> _Problem details_:
Lines in the listing below that hold "label" are the ones to copy.

[[ Record extracts, beginning ]]

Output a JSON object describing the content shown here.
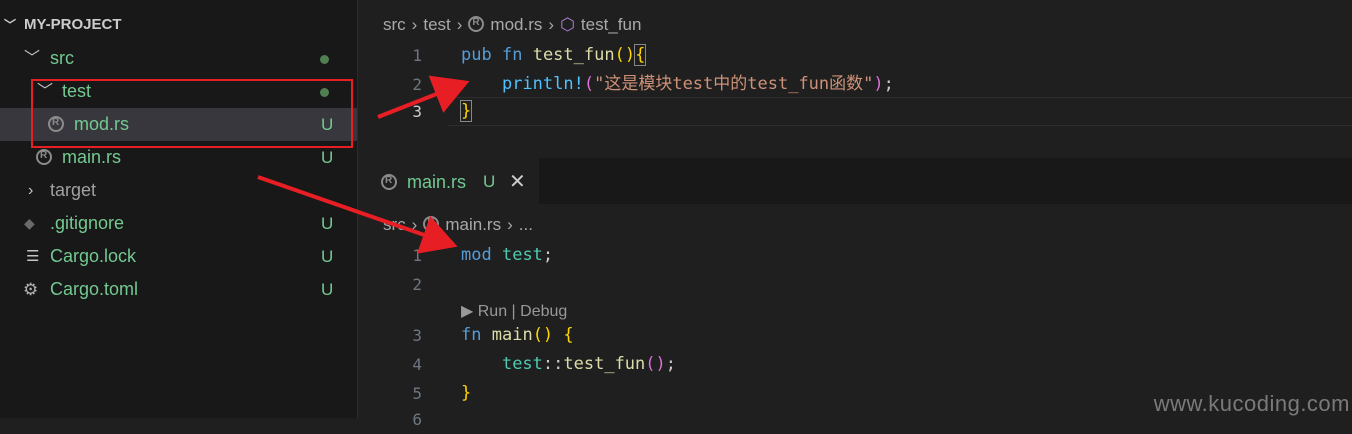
{
  "explorer": {
    "title": "MY-PROJECT",
    "items": [
      {
        "label": "src",
        "badge": "",
        "decoration": "dot"
      },
      {
        "label": "test",
        "badge": "",
        "decoration": "dot"
      },
      {
        "label": "mod.rs",
        "badge": "U"
      },
      {
        "label": "main.rs",
        "badge": "U"
      },
      {
        "label": "target",
        "badge": ""
      },
      {
        "label": ".gitignore",
        "badge": "U"
      },
      {
        "label": "Cargo.lock",
        "badge": "U"
      },
      {
        "label": "Cargo.toml",
        "badge": "U"
      }
    ]
  },
  "top_editor": {
    "breadcrumb": [
      "src",
      "test",
      "mod.rs",
      "test_fun"
    ],
    "lines": [
      {
        "num": "1",
        "t": [
          "pub",
          "fn",
          "test_fun",
          "()",
          "{"
        ]
      },
      {
        "num": "2",
        "t": [
          "println!",
          "(",
          "\"这是模块test中的test_fun函数\"",
          ")",
          ";"
        ]
      },
      {
        "num": "3",
        "t": [
          "}"
        ]
      }
    ]
  },
  "tab": {
    "label": "main.rs",
    "badge": "U",
    "close": "✕"
  },
  "bottom_editor": {
    "breadcrumb": [
      "src",
      "main.rs",
      "..."
    ],
    "codelens": "▶ Run | Debug",
    "lines": [
      {
        "num": "1",
        "t": [
          "mod",
          "test",
          ";"
        ]
      },
      {
        "num": "2",
        "t": []
      },
      {
        "num": "3",
        "t": [
          "fn",
          "main",
          "()",
          "{"
        ]
      },
      {
        "num": "4",
        "t": [
          "test",
          "::",
          "test_fun",
          "()",
          ";"
        ]
      },
      {
        "num": "5",
        "t": [
          "}"
        ]
      },
      {
        "num": "6",
        "t": []
      }
    ]
  },
  "watermark": "www.kucoding.com",
  "colors": {
    "accent_red": "#e81e25",
    "untracked_green": "#73c991",
    "keyword_blue": "#569cd6"
  }
}
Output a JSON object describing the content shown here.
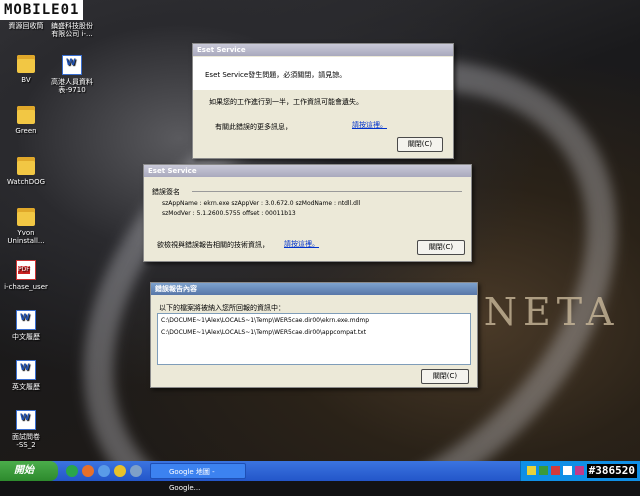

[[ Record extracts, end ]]

> _Result of the task_:
        "label": "src",
        "label": "test",
        "label": "mod.rs",
        "label": "main.rs",
        "label": "target",
        "label": ".gitignore",
        "label": "Cargo.lock",
        "label": "Cargo.toml",
    "label": "main.rs",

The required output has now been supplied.